Wie der Heilsuniversalismus und der moralische Relativismus zusammenhängen

Über dem Aufsatz von Gerald R. McDermott „Will All Be Saved?“ in der aktuellen Ausgabe von Themelios hat sich eine heftige Diskussion entwickelt. Thomas K. Johnson kommentiert:

To be more blunt than polite, it seems to me that most varieties of universal salvation are in terrible danger of turning into moral relativism, not only in the sense that there is no objective moral law but also in the deeper sense that there is no ultimate difference between good and evil. If there is no ultimate judgement between good and evil, then how can we make penultimate judgments between good and evil? And if there is no ultimate distinction between good and evil, our theology is not the only matter at risk. Our humanity is also at risk. If God does not judge between good and evil, why should we, as his image bearers, distinguish between good and evil? And once we stop distinguishing between good and evil, we are already in hell.

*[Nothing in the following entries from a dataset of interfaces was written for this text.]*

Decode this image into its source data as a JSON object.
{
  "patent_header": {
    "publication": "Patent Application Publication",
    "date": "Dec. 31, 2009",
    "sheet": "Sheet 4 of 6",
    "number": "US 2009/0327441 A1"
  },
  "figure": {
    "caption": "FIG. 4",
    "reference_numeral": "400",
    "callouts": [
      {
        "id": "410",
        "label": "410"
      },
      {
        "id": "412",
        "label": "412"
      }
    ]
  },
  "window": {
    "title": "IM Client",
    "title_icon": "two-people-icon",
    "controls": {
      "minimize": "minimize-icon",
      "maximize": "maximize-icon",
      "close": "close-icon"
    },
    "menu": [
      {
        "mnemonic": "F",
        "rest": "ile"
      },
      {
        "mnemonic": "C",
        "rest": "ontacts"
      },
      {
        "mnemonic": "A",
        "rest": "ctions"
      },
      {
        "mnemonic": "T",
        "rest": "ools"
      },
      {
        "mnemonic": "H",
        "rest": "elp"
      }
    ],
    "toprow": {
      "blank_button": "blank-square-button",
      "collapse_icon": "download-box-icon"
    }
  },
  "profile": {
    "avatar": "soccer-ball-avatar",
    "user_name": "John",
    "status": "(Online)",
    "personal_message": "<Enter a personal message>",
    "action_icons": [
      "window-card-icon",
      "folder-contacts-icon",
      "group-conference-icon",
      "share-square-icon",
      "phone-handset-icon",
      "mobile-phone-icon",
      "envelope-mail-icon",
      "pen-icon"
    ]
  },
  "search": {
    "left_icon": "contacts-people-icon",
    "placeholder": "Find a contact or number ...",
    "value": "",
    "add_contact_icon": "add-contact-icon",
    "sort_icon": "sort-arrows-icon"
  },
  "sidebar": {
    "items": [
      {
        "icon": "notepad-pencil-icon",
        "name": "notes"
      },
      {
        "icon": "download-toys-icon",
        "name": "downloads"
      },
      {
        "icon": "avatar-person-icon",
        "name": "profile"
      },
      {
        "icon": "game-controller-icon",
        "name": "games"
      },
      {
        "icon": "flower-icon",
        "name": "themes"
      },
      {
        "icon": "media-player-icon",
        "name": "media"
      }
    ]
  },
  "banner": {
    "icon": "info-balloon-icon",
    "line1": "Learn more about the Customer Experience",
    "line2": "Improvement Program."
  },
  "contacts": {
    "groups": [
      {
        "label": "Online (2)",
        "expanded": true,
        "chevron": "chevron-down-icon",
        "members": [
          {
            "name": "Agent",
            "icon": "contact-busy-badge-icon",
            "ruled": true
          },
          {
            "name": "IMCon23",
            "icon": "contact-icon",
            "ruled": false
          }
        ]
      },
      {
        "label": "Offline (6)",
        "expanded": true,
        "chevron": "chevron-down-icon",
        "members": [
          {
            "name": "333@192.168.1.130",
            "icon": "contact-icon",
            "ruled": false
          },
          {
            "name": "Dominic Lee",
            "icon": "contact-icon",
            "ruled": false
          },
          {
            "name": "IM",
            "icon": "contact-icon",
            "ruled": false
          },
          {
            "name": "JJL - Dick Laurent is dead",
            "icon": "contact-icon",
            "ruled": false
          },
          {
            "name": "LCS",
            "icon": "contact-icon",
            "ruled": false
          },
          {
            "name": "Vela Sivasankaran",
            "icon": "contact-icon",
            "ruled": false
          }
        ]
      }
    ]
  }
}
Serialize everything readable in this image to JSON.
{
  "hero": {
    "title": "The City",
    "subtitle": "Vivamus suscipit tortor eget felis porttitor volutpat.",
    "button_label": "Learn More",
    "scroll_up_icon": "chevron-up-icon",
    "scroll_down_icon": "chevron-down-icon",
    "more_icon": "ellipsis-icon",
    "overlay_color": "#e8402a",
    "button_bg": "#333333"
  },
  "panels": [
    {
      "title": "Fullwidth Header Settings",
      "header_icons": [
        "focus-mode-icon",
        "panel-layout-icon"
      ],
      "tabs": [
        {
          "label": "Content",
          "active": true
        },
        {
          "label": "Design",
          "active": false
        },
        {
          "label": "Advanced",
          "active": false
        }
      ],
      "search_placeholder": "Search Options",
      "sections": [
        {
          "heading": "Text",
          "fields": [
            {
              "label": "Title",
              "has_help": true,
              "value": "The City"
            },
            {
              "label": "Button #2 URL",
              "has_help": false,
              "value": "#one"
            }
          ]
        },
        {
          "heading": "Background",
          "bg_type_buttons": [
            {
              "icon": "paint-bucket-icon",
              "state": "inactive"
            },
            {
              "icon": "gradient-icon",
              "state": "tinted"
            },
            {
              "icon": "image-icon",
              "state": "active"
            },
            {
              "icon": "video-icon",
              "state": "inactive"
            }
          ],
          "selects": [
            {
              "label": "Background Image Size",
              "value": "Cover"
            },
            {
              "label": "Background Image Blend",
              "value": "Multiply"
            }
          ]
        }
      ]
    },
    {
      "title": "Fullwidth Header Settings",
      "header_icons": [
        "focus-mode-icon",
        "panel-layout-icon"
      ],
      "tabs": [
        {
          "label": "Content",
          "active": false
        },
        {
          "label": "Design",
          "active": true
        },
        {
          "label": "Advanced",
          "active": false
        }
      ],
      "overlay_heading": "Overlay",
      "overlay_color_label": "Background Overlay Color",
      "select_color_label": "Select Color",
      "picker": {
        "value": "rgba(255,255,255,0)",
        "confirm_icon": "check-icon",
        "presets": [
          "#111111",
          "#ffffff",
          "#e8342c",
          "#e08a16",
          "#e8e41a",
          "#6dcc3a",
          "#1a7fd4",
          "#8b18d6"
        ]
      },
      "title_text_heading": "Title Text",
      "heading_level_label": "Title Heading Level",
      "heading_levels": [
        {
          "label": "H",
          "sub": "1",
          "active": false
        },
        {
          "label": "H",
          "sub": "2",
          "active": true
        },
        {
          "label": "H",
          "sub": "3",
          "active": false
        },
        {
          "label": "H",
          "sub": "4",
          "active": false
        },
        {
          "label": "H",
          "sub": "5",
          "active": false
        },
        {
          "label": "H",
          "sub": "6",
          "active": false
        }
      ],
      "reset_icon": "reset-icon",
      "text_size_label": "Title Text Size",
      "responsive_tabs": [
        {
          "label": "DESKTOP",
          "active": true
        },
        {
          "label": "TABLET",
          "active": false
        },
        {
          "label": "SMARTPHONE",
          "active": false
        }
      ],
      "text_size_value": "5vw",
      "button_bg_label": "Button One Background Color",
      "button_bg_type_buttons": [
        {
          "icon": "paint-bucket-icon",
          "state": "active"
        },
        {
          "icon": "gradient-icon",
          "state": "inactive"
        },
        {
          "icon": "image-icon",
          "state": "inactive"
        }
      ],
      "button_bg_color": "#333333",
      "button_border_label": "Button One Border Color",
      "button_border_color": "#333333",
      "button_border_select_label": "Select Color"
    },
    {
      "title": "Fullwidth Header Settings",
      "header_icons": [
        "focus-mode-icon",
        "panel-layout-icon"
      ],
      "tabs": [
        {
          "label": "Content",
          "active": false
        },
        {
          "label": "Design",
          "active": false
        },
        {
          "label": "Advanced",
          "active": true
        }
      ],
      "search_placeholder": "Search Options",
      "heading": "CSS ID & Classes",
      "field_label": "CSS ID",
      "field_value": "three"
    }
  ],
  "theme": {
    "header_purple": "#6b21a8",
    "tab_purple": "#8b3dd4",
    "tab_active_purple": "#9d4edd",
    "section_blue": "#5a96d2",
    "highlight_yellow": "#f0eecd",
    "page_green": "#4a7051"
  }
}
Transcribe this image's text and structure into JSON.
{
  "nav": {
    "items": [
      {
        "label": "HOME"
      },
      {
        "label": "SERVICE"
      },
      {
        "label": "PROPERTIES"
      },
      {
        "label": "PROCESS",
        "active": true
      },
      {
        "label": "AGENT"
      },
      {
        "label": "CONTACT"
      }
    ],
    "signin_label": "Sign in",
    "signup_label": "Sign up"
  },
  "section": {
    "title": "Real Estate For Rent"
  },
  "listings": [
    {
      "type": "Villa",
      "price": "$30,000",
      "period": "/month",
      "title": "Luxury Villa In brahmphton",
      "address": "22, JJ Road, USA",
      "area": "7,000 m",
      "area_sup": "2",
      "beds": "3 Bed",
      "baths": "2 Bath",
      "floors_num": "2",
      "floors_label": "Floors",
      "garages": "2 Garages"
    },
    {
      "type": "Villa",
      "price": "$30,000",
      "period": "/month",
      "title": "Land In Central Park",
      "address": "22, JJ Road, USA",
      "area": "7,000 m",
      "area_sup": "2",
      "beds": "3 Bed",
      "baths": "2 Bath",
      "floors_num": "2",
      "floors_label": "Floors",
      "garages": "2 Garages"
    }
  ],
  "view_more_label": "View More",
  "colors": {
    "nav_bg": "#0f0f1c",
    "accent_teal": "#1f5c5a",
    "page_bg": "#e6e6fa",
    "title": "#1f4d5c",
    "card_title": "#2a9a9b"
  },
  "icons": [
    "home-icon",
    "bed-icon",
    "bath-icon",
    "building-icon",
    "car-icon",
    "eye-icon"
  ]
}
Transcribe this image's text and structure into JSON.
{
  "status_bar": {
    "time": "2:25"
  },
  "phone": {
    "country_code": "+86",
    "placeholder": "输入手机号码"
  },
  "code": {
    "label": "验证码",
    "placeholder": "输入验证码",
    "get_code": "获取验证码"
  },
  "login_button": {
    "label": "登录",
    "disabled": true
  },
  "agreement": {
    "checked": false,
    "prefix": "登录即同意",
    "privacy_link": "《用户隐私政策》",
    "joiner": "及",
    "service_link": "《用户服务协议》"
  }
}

Again to be more blunt than polite, the doctrine of universal salvation seems to me to be a result of appropriating the biblical message on the basis of and in light of largely post-modern assumptions which then function as control or filter beliefs about what we understand the biblical message to be. If we assume moral relativism that cannot be challenged by the Bible, then interpret the biblical message in light of our previously accepted moral relativism, we end portraying God as an image of our age, as a moral relativist.